ESP8266 Weather Appliance
Found this cool project to create a weather appliance from an ESP8266 Weather Station. What's an ESP8266, you say? It's an Internet of Things (IoT) module that is wildly popular. You know the smart home outlets in Lowe's and Home Depot and Walmart that are internet controlled? They have ESP8266 modules (or similar) in them. Smart light sockets........Yep. Same. Those cool buttons at Amazon that order more Tide detergent when you press it...............You've got the idea.
This project can be found here but like most internet projects the instructions are frustrating as all get out. It's all there but not in a good, concise, intuitive method for dummies like me to follow.
This is based on an Adafruit Feather Huzzah which is probably the most expensive ESP8266 module but it it also probably the most mature and contains a battery port on board which is very cool.
You have got to solder two rows of male header pins on though so if you can't solder buy a beer for someone who can. That is probably the hardest part of the whole project.
You need a Feather Huzzah - $16 and a Featherwing TFT touch screen for about $25 to $30. Both items are frequently sold out due to popularity so if you find them in stock buy a couple of them. I had to get my Touch Screen off of eBay. The other items on the list such as the battery and switch are optional.
I'm going to try to not duplicate too much more of what is on the project page regarding hardware since they cover that pretty well. It's the software part that will drive you crazy. They make it sound more complicated than it is.
This is the part that drove me nuts because again the info was in the guide but buried in other links and links within links. I did this on a Mac so those are the instructions I'm providing here.

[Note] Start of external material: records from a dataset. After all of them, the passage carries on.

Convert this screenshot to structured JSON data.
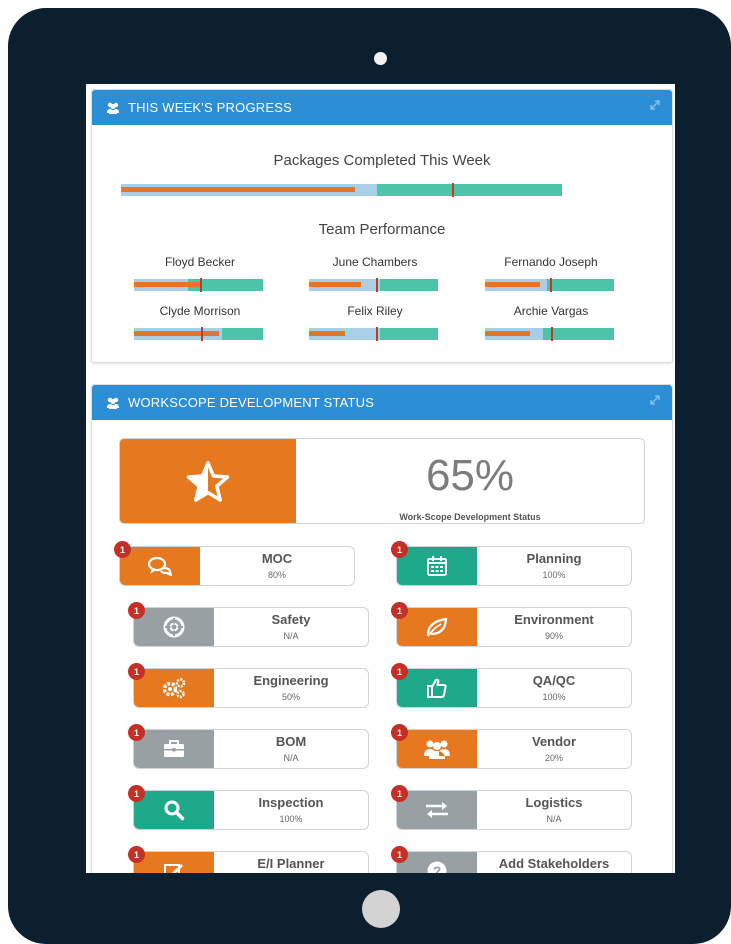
{
  "colors": {
    "accent": "#2c8fd6",
    "orange": "#e6791f",
    "teal": "#1ea98a",
    "grey": "#98a0a3",
    "badge": "#c43025"
  },
  "progress_panel": {
    "title": "THIS WEEK'S PROGRESS",
    "packages_title": "Packages Completed This Week",
    "packages_bar": {
      "light_fraction": 0.58,
      "orange_fraction": 0.53,
      "marker_fraction": 0.75
    },
    "team_title": "Team Performance",
    "members": [
      {
        "name": "Floyd Becker",
        "peach": 0.2,
        "light": 0.42,
        "orange": 0.52,
        "marker": 0.51
      },
      {
        "name": "June Chambers",
        "peach": 0.0,
        "light": 0.55,
        "orange": 0.4,
        "marker": 0.52
      },
      {
        "name": "Fernando Joseph",
        "peach": 0.0,
        "light": 0.48,
        "orange": 0.43,
        "marker": 0.5
      },
      {
        "name": "Clyde Morrison",
        "peach": 0.22,
        "light": 0.68,
        "orange": 0.66,
        "marker": 0.52
      },
      {
        "name": "Felix Riley",
        "peach": 0.0,
        "light": 0.55,
        "orange": 0.28,
        "marker": 0.52
      },
      {
        "name": "Archie Vargas",
        "peach": 0.0,
        "light": 0.45,
        "orange": 0.35,
        "marker": 0.51
      }
    ]
  },
  "workscope_panel": {
    "title": "WORKSCOPE DEVELOPMENT STATUS",
    "overall_value": "65%",
    "overall_caption": "Work-Scope Development Status",
    "tiles": [
      {
        "label": "MOC",
        "value": "80%",
        "badge": "1",
        "color": "orange",
        "icon": "comments-icon"
      },
      {
        "label": "Planning",
        "value": "100%",
        "badge": "1",
        "color": "teal",
        "icon": "calendar-icon"
      },
      {
        "label": "Safety",
        "value": "N/A",
        "badge": "1",
        "color": "grey",
        "icon": "lifebuoy-icon"
      },
      {
        "label": "Environment",
        "value": "90%",
        "badge": "1",
        "color": "orange",
        "icon": "leaf-icon"
      },
      {
        "label": "Engineering",
        "value": "50%",
        "badge": "1",
        "color": "orange",
        "icon": "gears-icon"
      },
      {
        "label": "QA/QC",
        "value": "100%",
        "badge": "1",
        "color": "teal",
        "icon": "thumbs-up-icon"
      },
      {
        "label": "BOM",
        "value": "N/A",
        "badge": "1",
        "color": "grey",
        "icon": "briefcase-icon"
      },
      {
        "label": "Vendor",
        "value": "20%",
        "badge": "1",
        "color": "orange",
        "icon": "users-icon"
      },
      {
        "label": "Inspection",
        "value": "100%",
        "badge": "1",
        "color": "teal",
        "icon": "search-icon"
      },
      {
        "label": "Logistics",
        "value": "N/A",
        "badge": "1",
        "color": "grey",
        "icon": "exchange-icon"
      },
      {
        "label": "E/I Planner",
        "value": "",
        "badge": "1",
        "color": "orange",
        "icon": "edit-icon"
      },
      {
        "label": "Add Stakeholders",
        "value": "",
        "badge": "1",
        "color": "grey",
        "icon": "question-icon"
      }
    ]
  }
}
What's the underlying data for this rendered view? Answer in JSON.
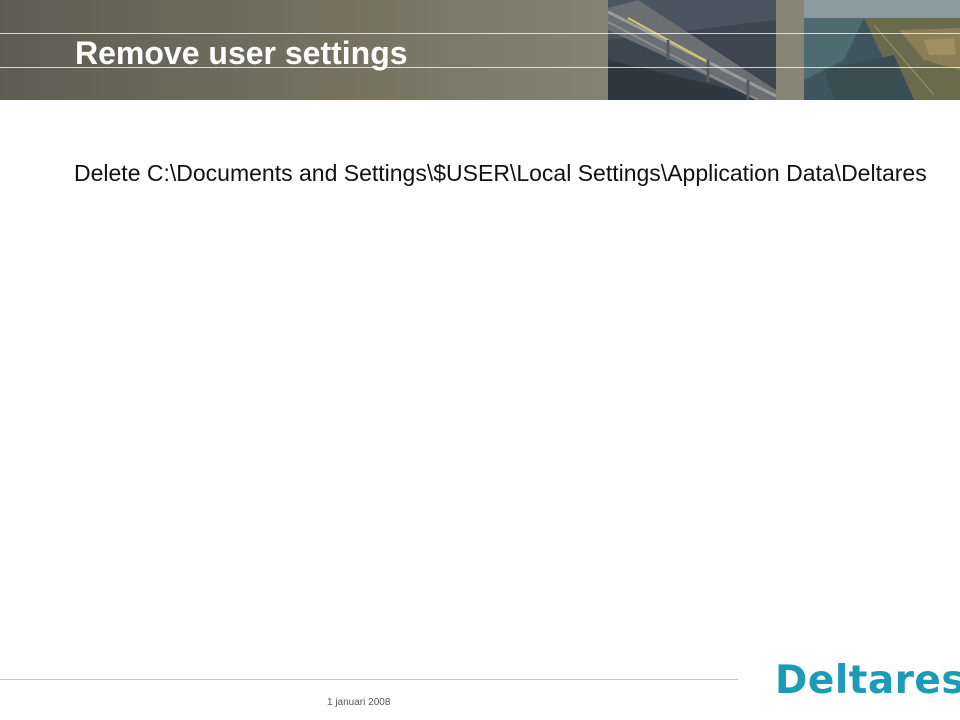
{
  "slide": {
    "title": "Remove user settings",
    "body": "Delete C:\\Documents and Settings\\$USER\\Local Settings\\Application Data\\Deltares"
  },
  "footer": {
    "date": "1 januari 2008",
    "logo": "Deltares"
  },
  "colors": {
    "header_bg": "#7a7866",
    "logo": "#1b9bb5",
    "title": "#ffffff"
  }
}
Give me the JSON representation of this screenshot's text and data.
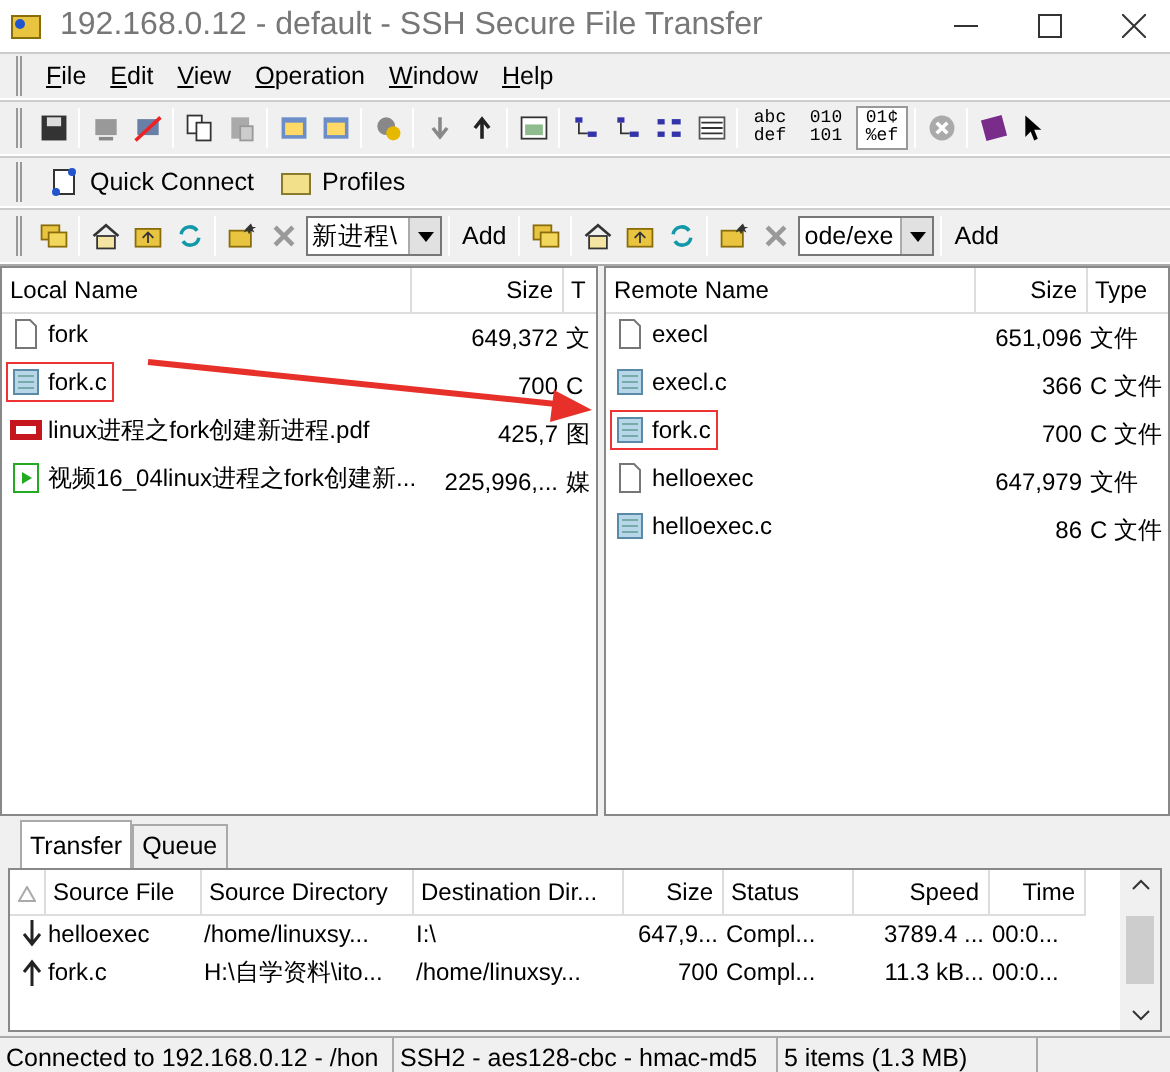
{
  "window": {
    "title": "192.168.0.12 - default - SSH Secure File Transfer"
  },
  "menu": [
    {
      "label": "File"
    },
    {
      "label": "Edit"
    },
    {
      "label": "View"
    },
    {
      "label": "Operation"
    },
    {
      "label": "Window"
    },
    {
      "label": "Help"
    }
  ],
  "transfer_modes": [
    {
      "label": "abc def",
      "selected": false
    },
    {
      "label": "010 101",
      "selected": false
    },
    {
      "label": "01¢ %ef",
      "selected": true
    }
  ],
  "quick_bar": [
    {
      "label": "Quick Connect"
    },
    {
      "label": "Profiles"
    }
  ],
  "local": {
    "path": "新进程\\",
    "add": "Add",
    "columns": [
      "Local Name",
      "Size",
      "T"
    ],
    "rows": [
      {
        "name": "fork",
        "size": "649,372",
        "type": "文",
        "kind": "file",
        "highlighted": false
      },
      {
        "name": "fork.c",
        "size": "700",
        "type": "C",
        "kind": "c",
        "highlighted": true
      },
      {
        "name": "linux进程之fork创建新进程.pdf",
        "size": "425,7",
        "type": "图",
        "kind": "pdf",
        "highlighted": false
      },
      {
        "name": "视频16_04linux进程之fork创建新...",
        "size": "225,996,...",
        "type": "媒",
        "kind": "video",
        "highlighted": false
      }
    ]
  },
  "remote": {
    "path": "ode/exe",
    "add": "Add",
    "columns": [
      "Remote Name",
      "Size",
      "Type"
    ],
    "rows": [
      {
        "name": "execl",
        "size": "651,096",
        "type": "文件",
        "kind": "file",
        "highlighted": false
      },
      {
        "name": "execl.c",
        "size": "366",
        "type": "C 文件",
        "kind": "c",
        "highlighted": false
      },
      {
        "name": "fork.c",
        "size": "700",
        "type": "C 文件",
        "kind": "c",
        "highlighted": true
      },
      {
        "name": "helloexec",
        "size": "647,979",
        "type": "文件",
        "kind": "file",
        "highlighted": false
      },
      {
        "name": "helloexec.c",
        "size": "86",
        "type": "C 文件",
        "kind": "c",
        "highlighted": false
      }
    ]
  },
  "tabs": [
    {
      "label": "Transfer",
      "selected": true
    },
    {
      "label": "Queue",
      "selected": false
    }
  ],
  "transfers": {
    "columns": [
      "Source File",
      "Source Directory",
      "Destination Dir...",
      "Size",
      "Status",
      "Speed",
      "Time"
    ],
    "rows": [
      {
        "kind": "download",
        "cells": [
          "helloexec",
          "/home/linuxsy...",
          "I:\\",
          "647,9...",
          "Compl...",
          "3789.4 ...",
          "00:0..."
        ]
      },
      {
        "kind": "upload",
        "cells": [
          "fork.c",
          "H:\\自学资料\\ito...",
          "/home/linuxsy...",
          "700",
          "Compl...",
          "11.3 kB...",
          "00:0..."
        ]
      }
    ]
  },
  "status_bar": [
    "Connected to 192.168.0.12 - /hon",
    "SSH2 - aes128-cbc - hmac-md5",
    "5 items (1.3 MB)"
  ]
}
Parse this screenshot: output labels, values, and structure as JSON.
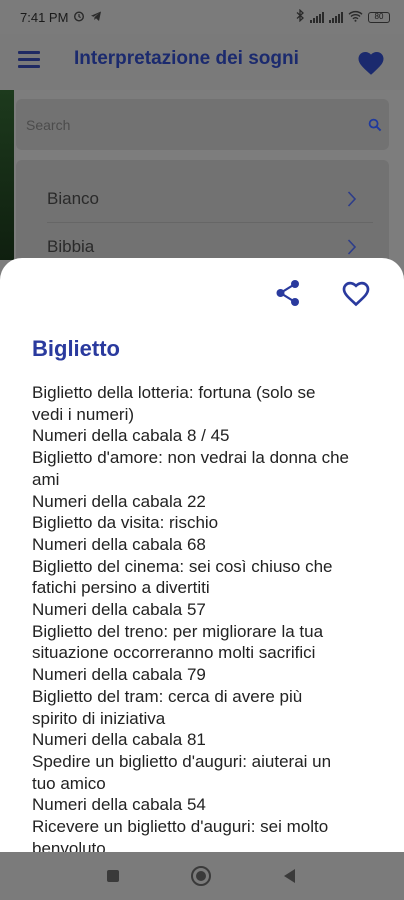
{
  "status_bar": {
    "time": "7:41 PM",
    "battery_level": "80",
    "icons": [
      "alarm-icon",
      "telegram-icon",
      "bluetooth-icon",
      "signal-icon",
      "signal-icon",
      "wifi-icon",
      "battery-icon"
    ]
  },
  "app_bar": {
    "title": "Interpretazione dei sogni",
    "menu_icon": "hamburger-menu-icon",
    "favorite_icon": "heart-filled-icon"
  },
  "search": {
    "placeholder": "Search",
    "icon": "search-icon"
  },
  "list": {
    "items": [
      {
        "label": "Bianco"
      },
      {
        "label": "Bibbia"
      }
    ]
  },
  "sheet": {
    "share_icon": "share-icon",
    "favorite_icon": "heart-outline-icon",
    "title": "Biglietto",
    "lines": [
      "Biglietto della lotteria: fortuna (solo se",
      "vedi i numeri)",
      "Numeri della cabala 8 / 45",
      "Biglietto d'amore: non vedrai la donna che",
      "ami",
      "Numeri della cabala 22",
      "Biglietto da visita: rischio",
      "Numeri della cabala 68",
      "Biglietto del cinema: sei così chiuso che",
      "fatichi persino a divertiti",
      "Numeri della cabala 57",
      "Biglietto del treno: per migliorare la tua",
      "situazione occorreranno molti sacrifici",
      "Numeri della cabala 79",
      "Biglietto del tram: cerca di avere più",
      "spirito di iniziativa",
      "Numeri della cabala 81",
      "Spedire un biglietto d'auguri: aiuterai un",
      "tuo amico",
      "Numeri della cabala 54",
      "Ricevere un biglietto d'auguri: sei molto",
      "benvoluto"
    ]
  },
  "nav_bar": {
    "icons": [
      "recents-square-icon",
      "home-circle-icon",
      "back-triangle-icon"
    ]
  },
  "colors": {
    "accent": "#2a3a9e",
    "title": "#1b2a6e",
    "scrim": "#7b7b7b"
  }
}
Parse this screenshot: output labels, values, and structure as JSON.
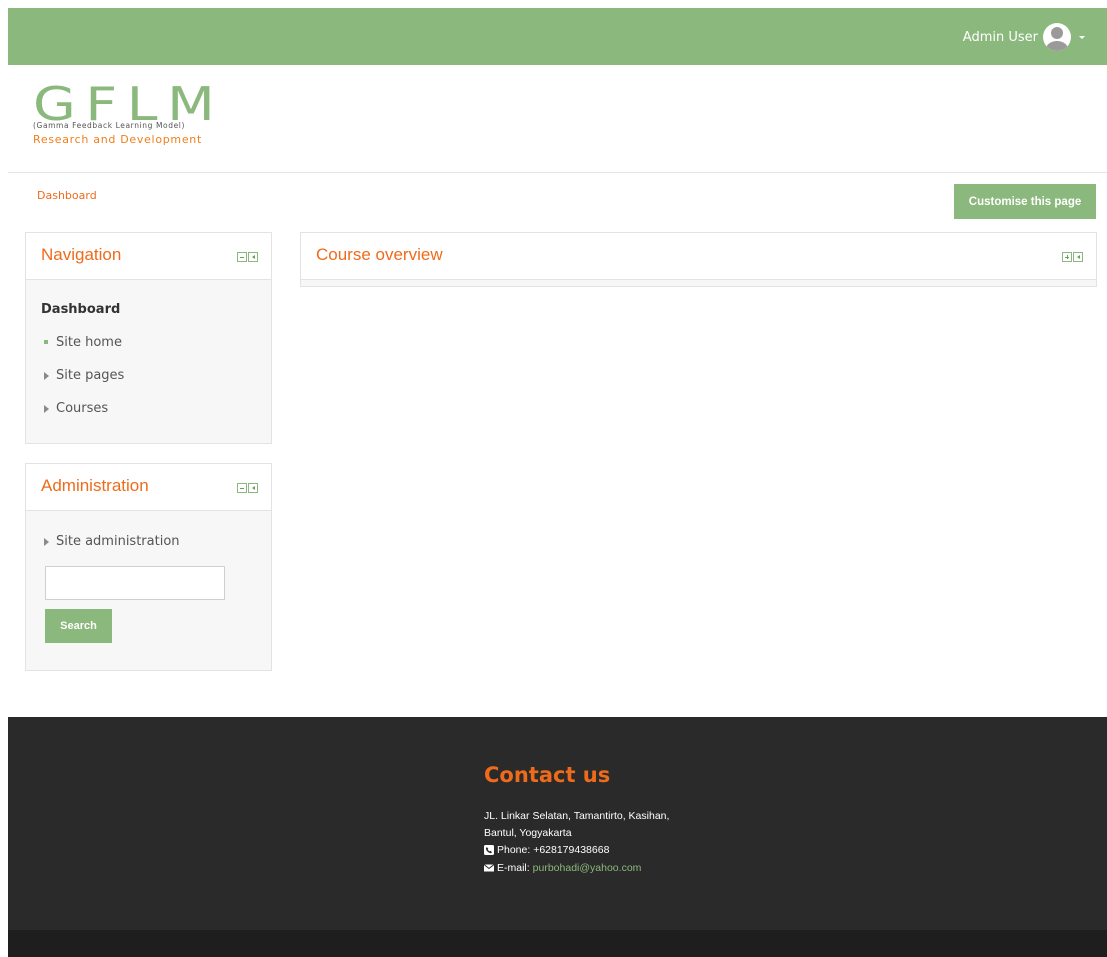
{
  "colors": {
    "brand_green": "#8bb87c",
    "accent_orange": "#ef6b1c",
    "footer_bg": "#2a2a2a"
  },
  "header": {
    "user_name": "Admin User",
    "avatar_icon": "user-avatar-icon",
    "menu_icon": "caret-down-icon"
  },
  "logo": {
    "letters": "GFLM",
    "tagline": "(Gamma Feedback Learning Model)",
    "subtitle": "Research and Development"
  },
  "breadcrumb": {
    "label": "Dashboard"
  },
  "page_actions": {
    "customise_label": "Customise this page"
  },
  "navigation_block": {
    "title": "Navigation",
    "dashboard_label": "Dashboard",
    "items": [
      {
        "label": "Site home",
        "icon": "square-bullet-icon"
      },
      {
        "label": "Site pages",
        "icon": "expand-triangle-icon"
      },
      {
        "label": "Courses",
        "icon": "expand-triangle-icon"
      }
    ]
  },
  "administration_block": {
    "title": "Administration",
    "items": [
      {
        "label": "Site administration",
        "icon": "expand-triangle-icon"
      }
    ],
    "search_value": "",
    "search_button": "Search"
  },
  "course_overview_block": {
    "title": "Course overview"
  },
  "footer": {
    "contact_title": "Contact us",
    "address_line1": "JL. Linkar Selatan, Tamantirto, Kasihan,",
    "address_line2": "Bantul, Yogyakarta",
    "phone_label": "Phone: +628179438668",
    "email_label": "E-mail:",
    "email_value": "purbohadi@yahoo.com"
  }
}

First and foremost to ever recognize the Feather Huzzah when you hook it to USB it needs a special driver, whether for Mac, Linux, or Windows. Download and then install the driver from here.
Now download Arduino IDE from here. The latest version as of this writing is 1.8.1.
Open Arduino IDE and then select Preferences. And add the following to the Additional Boards Manager Url's Line. Then click "Ok".
Now in the Arduino menu go to "Tools > Board > Board Manager (Sorry, my Huzzah board is already installed, yours won't be at this point yet).
Now in the search line type in "ESP8266" then click on the esp8266 by esp8266 community and an install button will appear. Install it.
Now quit and then restart Arduino and the Adafruit Huzzah Feather should be an option to select in the board dropdown as depicted above.
Set your frequency speed, Flash, and upload speed the same as in my pic above. Also plug in your Huzzah and select the port. On a mac it looks like this (/dev/cu.SLAB_USBtoUART).
Now go back to your toolbar in Arduino and click on "Sketch > Include Library > Manage Library"
Where it says "Filter Your Search" go through this list and install all your libraries as depicted. I'll only give the first example. All the others are the same.
- Adafruit GFX
- Adafruit ILI9341 Library
- Adafruit STMPE610
- WiFiManager for ESP8266
- ESP8266 Weather Station Library
- JSON Streaming Parser
Restart Arduino. I'm not sure it's necessary but it won't hurt. Make sure your board and port info are all correct.
Now from this page click on the green block that says "weather_station_color.zip". Also follow the directions beneath it for setting up a weather API key from WeatherUnderground.com
Open the file "weather_station_color.ino" from the zip file you just downloaded with Arduino. Maximize the window and go to the tab that says "settings.h" and add your weather underground API key and modify your location.
Once your key and location is in click the save button in Arduino
Now connect your Feather Huzzah via a micro USB cable to your Mac and then click on Upload
Now after successful upload of your sketch disconnect the Huzzah and follow the installation instruction on the Adafruit site, basically plug the Huzzah into the TFT touch screen. Soon as you boot it turns the Huzzah into a wifi access point to which you connect to and then input the SSID of your home wifi network and password and you should be displaying weather data.
Yer doing it!
I printed a 3D case from here. Turned out great.